Data to examine

=== Begin Enclosure ===

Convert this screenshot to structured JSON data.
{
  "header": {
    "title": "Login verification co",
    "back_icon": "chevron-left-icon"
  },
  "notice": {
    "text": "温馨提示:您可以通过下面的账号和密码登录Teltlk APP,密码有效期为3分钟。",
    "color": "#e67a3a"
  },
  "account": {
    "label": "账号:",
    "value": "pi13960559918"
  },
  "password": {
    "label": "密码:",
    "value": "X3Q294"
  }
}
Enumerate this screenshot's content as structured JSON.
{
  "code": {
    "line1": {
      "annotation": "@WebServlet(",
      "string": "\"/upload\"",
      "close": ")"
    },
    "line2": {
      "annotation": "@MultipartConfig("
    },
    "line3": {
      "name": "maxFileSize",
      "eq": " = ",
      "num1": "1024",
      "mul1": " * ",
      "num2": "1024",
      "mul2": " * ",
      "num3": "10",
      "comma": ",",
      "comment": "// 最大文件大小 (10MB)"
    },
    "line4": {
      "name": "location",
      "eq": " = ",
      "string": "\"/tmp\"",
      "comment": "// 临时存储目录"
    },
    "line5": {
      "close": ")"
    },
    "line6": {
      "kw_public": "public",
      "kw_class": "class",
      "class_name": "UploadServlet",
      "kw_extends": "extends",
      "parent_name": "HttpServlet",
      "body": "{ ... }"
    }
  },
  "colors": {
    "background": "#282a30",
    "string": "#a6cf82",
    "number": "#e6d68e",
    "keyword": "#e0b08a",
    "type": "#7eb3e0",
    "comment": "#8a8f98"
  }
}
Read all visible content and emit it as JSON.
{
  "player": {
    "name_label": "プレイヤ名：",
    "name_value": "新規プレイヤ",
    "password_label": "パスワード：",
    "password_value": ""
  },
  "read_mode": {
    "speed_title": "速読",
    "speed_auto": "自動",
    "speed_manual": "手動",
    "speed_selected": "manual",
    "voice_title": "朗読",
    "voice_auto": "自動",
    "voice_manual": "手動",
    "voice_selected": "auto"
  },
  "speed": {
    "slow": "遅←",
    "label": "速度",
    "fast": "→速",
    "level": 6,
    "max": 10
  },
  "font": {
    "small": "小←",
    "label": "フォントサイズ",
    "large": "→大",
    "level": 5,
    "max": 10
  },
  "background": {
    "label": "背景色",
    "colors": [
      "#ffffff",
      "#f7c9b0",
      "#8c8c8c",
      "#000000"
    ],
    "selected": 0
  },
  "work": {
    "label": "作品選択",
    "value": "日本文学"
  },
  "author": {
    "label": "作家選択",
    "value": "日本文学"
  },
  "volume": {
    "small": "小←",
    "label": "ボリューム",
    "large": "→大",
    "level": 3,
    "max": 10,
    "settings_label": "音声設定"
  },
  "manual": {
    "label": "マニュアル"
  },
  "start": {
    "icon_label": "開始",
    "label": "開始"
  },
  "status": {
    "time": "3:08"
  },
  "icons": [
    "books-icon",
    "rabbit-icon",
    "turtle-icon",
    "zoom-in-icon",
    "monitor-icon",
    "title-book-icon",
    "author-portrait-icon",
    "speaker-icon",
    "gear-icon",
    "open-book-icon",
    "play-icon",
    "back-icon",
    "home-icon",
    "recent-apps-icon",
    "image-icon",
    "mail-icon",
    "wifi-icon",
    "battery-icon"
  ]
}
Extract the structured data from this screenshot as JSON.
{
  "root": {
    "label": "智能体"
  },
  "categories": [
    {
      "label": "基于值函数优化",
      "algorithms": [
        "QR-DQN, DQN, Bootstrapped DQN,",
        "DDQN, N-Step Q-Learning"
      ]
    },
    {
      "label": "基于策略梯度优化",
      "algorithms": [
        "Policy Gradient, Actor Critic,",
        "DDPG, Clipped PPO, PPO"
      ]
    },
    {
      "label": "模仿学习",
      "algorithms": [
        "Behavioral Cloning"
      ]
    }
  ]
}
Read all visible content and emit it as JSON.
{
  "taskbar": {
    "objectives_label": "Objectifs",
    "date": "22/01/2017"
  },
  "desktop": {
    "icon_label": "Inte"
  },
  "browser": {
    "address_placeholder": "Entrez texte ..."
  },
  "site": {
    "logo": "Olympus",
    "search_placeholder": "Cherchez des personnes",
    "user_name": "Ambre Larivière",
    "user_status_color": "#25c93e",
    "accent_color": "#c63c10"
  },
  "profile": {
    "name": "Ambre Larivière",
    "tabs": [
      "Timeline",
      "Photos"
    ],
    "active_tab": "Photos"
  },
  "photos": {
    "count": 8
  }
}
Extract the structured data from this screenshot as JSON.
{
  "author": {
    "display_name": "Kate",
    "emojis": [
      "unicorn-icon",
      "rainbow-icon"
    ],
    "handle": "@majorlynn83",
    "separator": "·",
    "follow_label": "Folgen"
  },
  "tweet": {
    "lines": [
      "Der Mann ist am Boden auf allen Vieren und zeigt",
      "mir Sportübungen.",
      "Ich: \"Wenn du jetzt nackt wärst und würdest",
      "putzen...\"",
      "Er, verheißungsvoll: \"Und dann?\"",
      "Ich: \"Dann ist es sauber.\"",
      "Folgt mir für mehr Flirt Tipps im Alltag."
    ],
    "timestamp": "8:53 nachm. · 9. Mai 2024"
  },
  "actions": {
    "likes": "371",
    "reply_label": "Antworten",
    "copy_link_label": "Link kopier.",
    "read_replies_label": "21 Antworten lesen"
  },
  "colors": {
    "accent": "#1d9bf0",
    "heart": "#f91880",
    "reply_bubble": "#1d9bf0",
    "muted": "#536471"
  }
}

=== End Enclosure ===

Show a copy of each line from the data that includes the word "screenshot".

Solution below
Convert this screenshot to structured JSON data.
Enumerate this screenshot's content as structured JSON.
Extract the structured data from this screenshot as JSON.
Extract the structured data from this screenshot as JSON.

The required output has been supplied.